Synopses & Reviews
Ranging from the simple to the sumptuous, here are over 200 recipes for modern Americans inspired by dishes and beverages the authors discovered in cookbooks, family journals, and notebooks of 150 to 250 years ago.
Did you know that breakfast in the eighteenth century was typically a mug of beer and some mush and molasses, invariably taken on the run? That settlers enjoyed highly spiced foods and the taste of slightly spoiled meat? Or that, at first, Colonists didnt understand how to make tea and instead stewed the tea leaves in butter, threw out what liquid collected, and munched on the leaves? These peculiar facts precede tried and tested recipes, some of which include:
· Cold grapefruit soup
· Tweedy family steak and kidney pie
· Madras artichokes
· Sour rabbit and potato dumplings
· Apple-shrimp curry
· Pumpkin chiffon pie
· Lemon flummery
· And much more
Each chapter of recipes is introduced with accounts of how early Americans breakfasted, dined, drank, and entertained.
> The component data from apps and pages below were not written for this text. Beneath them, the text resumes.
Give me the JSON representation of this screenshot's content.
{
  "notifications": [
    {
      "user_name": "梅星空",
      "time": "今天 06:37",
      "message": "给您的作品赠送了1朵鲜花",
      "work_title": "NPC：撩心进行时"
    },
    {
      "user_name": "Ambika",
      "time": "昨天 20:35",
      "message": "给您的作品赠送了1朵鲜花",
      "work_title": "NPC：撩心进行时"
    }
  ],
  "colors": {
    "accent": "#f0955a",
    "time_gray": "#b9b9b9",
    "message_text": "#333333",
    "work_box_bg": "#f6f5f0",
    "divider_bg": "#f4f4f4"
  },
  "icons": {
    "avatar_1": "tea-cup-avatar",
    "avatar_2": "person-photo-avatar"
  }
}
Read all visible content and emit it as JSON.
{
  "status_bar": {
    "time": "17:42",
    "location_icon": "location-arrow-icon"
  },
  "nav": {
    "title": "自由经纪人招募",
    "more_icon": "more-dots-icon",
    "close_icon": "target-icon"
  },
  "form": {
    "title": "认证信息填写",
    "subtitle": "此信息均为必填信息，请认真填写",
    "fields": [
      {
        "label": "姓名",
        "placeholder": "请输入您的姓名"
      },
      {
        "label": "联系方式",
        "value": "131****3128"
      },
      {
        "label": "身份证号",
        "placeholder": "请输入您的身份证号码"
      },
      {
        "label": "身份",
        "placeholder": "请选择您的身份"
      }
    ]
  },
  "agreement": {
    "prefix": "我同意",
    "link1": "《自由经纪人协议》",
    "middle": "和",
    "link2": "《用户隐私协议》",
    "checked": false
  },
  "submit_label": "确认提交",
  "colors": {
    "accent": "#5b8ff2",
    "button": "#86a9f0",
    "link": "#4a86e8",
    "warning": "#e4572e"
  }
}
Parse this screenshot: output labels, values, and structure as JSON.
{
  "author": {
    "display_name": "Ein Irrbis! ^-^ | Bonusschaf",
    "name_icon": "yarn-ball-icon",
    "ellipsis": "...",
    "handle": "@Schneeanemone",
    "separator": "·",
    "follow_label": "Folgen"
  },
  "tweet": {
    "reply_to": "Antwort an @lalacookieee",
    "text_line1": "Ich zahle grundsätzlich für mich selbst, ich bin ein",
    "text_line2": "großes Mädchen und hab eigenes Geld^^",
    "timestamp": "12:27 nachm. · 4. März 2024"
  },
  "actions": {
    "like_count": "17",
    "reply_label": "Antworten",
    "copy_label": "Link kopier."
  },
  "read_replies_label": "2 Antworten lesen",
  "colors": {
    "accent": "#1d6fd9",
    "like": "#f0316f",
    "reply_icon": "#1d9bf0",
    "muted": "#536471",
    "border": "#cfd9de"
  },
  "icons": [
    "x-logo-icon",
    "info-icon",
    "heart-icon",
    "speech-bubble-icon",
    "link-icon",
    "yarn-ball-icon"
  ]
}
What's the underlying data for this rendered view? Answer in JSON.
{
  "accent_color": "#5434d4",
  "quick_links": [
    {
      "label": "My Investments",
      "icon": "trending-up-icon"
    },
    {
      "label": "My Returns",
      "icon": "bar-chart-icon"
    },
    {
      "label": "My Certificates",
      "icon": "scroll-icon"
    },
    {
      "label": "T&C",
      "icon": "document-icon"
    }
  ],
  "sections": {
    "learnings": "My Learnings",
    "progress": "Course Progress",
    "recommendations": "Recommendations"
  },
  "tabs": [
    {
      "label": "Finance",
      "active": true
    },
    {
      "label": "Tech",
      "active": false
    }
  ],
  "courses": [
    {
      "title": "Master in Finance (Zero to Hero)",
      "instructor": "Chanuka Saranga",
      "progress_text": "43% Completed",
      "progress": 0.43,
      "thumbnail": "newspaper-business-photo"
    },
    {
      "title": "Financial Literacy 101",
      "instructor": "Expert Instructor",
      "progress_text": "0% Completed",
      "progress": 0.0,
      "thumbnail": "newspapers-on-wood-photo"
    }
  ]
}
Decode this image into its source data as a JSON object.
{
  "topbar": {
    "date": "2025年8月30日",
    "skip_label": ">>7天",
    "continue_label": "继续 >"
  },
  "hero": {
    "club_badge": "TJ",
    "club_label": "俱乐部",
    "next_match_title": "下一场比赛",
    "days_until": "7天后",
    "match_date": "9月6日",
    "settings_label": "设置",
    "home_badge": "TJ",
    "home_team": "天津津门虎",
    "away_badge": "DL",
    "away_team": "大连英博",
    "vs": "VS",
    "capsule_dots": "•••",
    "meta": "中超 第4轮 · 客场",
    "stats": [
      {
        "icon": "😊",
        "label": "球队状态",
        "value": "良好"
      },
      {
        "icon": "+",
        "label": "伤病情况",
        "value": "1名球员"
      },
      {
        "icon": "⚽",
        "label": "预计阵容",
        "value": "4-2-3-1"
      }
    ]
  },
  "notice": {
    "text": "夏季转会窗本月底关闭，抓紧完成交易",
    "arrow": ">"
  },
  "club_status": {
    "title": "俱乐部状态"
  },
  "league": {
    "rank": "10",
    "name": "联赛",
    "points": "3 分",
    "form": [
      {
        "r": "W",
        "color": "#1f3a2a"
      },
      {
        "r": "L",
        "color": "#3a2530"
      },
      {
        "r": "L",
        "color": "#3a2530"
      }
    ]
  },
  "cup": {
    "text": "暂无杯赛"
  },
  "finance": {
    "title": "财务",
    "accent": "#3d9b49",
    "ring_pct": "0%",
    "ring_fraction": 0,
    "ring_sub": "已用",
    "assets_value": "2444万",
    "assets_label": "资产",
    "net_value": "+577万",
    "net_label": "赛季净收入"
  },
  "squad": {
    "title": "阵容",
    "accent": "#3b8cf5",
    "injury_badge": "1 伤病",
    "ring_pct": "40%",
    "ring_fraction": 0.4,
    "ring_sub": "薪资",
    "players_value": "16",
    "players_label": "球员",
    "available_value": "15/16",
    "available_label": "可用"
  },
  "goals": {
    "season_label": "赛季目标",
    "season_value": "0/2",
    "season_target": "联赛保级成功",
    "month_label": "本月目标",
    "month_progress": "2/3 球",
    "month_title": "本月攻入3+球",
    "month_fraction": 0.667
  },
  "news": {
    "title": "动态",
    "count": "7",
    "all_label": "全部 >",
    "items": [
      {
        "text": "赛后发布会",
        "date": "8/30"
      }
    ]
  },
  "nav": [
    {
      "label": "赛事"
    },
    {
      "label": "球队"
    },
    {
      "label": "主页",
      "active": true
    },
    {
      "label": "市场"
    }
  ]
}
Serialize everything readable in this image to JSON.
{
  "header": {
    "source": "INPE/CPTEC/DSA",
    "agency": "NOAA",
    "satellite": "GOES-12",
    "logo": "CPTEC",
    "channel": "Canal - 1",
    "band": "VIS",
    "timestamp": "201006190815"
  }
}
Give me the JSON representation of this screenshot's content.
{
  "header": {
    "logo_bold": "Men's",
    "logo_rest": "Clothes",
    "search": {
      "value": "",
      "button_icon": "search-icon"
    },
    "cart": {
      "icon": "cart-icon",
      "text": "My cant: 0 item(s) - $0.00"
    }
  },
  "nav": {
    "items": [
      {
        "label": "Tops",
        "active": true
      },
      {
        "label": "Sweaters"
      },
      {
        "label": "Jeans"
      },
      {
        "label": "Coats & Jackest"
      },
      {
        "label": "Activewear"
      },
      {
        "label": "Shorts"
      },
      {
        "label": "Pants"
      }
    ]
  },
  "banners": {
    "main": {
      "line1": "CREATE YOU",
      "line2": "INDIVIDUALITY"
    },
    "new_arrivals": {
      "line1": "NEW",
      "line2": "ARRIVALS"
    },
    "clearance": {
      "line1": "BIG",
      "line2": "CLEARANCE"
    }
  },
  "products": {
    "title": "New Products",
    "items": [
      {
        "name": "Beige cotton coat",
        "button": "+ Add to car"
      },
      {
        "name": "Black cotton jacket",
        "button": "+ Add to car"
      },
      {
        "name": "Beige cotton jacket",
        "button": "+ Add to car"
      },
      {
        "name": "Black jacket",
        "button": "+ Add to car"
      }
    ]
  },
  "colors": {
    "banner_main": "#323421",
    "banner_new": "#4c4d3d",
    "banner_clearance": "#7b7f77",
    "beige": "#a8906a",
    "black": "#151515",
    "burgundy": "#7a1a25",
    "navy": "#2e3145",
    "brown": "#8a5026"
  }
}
The illustrations of utensils, tankards, porringers, and pots used in the early days are drawn from actual objects in major private and public collections of early Americana and make Colonial Cooking a great resource for American history enthusiasts.
Fascinating facts and authentic recipes from Colonial America.
About the Author
Virginia T. Elverson, Mary Ann McLanahan, and Betty T. Duson were members of the Houston Museum of Fine Arts and its Bayou Bend Collection of American Decorative Arts. In addition to their research in preparation of this book, they studied and lectured in the field of early American furnishings and life-styles. Virginia Elverson died in 2011 in Texas, Betty Duson died in 2003 in Texas, and Mary Ann McLanahan lives in Texas.